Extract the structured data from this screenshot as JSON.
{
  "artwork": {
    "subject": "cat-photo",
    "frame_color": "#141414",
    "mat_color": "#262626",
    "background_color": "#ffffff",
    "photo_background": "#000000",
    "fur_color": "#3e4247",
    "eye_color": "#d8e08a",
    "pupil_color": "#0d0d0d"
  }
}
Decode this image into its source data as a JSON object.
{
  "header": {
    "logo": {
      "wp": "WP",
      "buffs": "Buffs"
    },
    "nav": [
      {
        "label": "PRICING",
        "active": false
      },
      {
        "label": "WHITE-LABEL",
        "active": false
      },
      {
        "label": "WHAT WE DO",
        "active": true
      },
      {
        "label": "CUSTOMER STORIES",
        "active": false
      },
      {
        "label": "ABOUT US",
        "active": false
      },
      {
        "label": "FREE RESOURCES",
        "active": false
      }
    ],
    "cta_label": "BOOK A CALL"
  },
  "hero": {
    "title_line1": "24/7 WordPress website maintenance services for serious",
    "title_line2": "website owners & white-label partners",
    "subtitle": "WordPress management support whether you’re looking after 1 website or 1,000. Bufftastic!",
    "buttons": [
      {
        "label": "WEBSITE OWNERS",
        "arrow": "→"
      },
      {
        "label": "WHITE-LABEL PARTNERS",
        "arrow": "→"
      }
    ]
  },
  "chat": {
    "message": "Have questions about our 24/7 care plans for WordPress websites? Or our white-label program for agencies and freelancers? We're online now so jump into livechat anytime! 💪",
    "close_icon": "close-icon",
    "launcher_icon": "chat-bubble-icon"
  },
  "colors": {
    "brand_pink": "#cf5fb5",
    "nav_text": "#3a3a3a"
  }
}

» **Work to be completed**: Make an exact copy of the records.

» **Result of this exercise**:
Extract the structured data from this screenshot as JSON.
{
  "artwork": {
    "subject": "cat-photo",
    "frame_color": "#141414",
    "mat_color": "#262626",
    "background_color": "#ffffff",
    "photo_background": "#000000",
    "fur_color": "#3e4247",
    "eye_color": "#d8e08a",
    "pupil_color": "#0d0d0d"
  }
}
Decode this image into its source data as a JSON object.
{
  "header": {
    "logo": {
      "wp": "WP",
      "buffs": "Buffs"
    },
    "nav": [
      {
        "label": "PRICING",
        "active": false
      },
      {
        "label": "WHITE-LABEL",
        "active": false
      },
      {
        "label": "WHAT WE DO",
        "active": true
      },
      {
        "label": "CUSTOMER STORIES",
        "active": false
      },
      {
        "label": "ABOUT US",
        "active": false
      },
      {
        "label": "FREE RESOURCES",
        "active": false
      }
    ],
    "cta_label": "BOOK A CALL"
  },
  "hero": {
    "title_line1": "24/7 WordPress website maintenance services for serious",
    "title_line2": "website owners & white-label partners",
    "subtitle": "WordPress management support whether you’re looking after 1 website or 1,000. Bufftastic!",
    "buttons": [
      {
        "label": "WEBSITE OWNERS",
        "arrow": "→"
      },
      {
        "label": "WHITE-LABEL PARTNERS",
        "arrow": "→"
      }
    ]
  },
  "chat": {
    "message": "Have questions about our 24/7 care plans for WordPress websites? Or our white-label program for agencies and freelancers? We're online now so jump into livechat anytime! 💪",
    "close_icon": "close-icon",
    "launcher_icon": "chat-bubble-icon"
  },
  "colors": {
    "brand_pink": "#cf5fb5",
    "nav_text": "#3a3a3a"
  }
}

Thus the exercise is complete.